Exercise brief:
Please print the records below exactly as they are written.

Data extracts START

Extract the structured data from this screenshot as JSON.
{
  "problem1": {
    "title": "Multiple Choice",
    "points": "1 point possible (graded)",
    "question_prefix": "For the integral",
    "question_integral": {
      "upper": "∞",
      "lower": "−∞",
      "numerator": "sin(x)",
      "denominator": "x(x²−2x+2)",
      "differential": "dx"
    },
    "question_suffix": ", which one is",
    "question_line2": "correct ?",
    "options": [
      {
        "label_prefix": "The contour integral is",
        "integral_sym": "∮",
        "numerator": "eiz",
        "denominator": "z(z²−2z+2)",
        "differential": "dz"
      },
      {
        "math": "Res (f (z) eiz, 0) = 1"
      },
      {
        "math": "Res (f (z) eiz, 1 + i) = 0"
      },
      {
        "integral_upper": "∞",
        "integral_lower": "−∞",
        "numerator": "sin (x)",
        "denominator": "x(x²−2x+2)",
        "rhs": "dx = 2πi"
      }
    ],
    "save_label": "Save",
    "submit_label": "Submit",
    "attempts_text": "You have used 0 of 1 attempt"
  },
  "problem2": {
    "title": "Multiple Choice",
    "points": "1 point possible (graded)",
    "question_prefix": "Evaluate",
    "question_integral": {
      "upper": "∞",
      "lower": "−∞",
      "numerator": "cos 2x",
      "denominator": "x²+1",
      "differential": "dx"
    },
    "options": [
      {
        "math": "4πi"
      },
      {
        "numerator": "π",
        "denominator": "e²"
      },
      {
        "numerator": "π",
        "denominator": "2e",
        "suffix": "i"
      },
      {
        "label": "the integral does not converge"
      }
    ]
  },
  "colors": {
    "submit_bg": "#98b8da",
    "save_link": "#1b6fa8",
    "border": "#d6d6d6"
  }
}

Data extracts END

Answer to this problem:
Extract the structured data from this screenshot as JSON.
{
  "problem1": {
    "title": "Multiple Choice",
    "points": "1 point possible (graded)",
    "question_prefix": "For the integral",
    "question_integral": {
      "upper": "∞",
      "lower": "−∞",
      "numerator": "sin(x)",
      "denominator": "x(x²−2x+2)",
      "differential": "dx"
    },
    "question_suffix": ", which one is",
    "question_line2": "correct ?",
    "options": [
      {
        "label_prefix": "The contour integral is",
        "integral_sym": "∮",
        "numerator": "eiz",
        "denominator": "z(z²−2z+2)",
        "differential": "dz"
      },
      {
        "math": "Res (f (z) eiz, 0) = 1"
      },
      {
        "math": "Res (f (z) eiz, 1 + i) = 0"
      },
      {
        "integral_upper": "∞",
        "integral_lower": "−∞",
        "numerator": "sin (x)",
        "denominator": "x(x²−2x+2)",
        "rhs": "dx = 2πi"
      }
    ],
    "save_label": "Save",
    "submit_label": "Submit",
    "attempts_text": "You have used 0 of 1 attempt"
  },
  "problem2": {
    "title": "Multiple Choice",
    "points": "1 point possible (graded)",
    "question_prefix": "Evaluate",
    "question_integral": {
      "upper": "∞",
      "lower": "−∞",
      "numerator": "cos 2x",
      "denominator": "x²+1",
      "differential": "dx"
    },
    "options": [
      {
        "math": "4πi"
      },
      {
        "numerator": "π",
        "denominator": "e²"
      },
      {
        "numerator": "π",
        "denominator": "2e",
        "suffix": "i"
      },
      {
        "label": "the integral does not converge"
      }
    ]
  },
  "colors": {
    "submit_bg": "#98b8da",
    "save_link": "#1b6fa8",
    "border": "#d6d6d6"
  }
}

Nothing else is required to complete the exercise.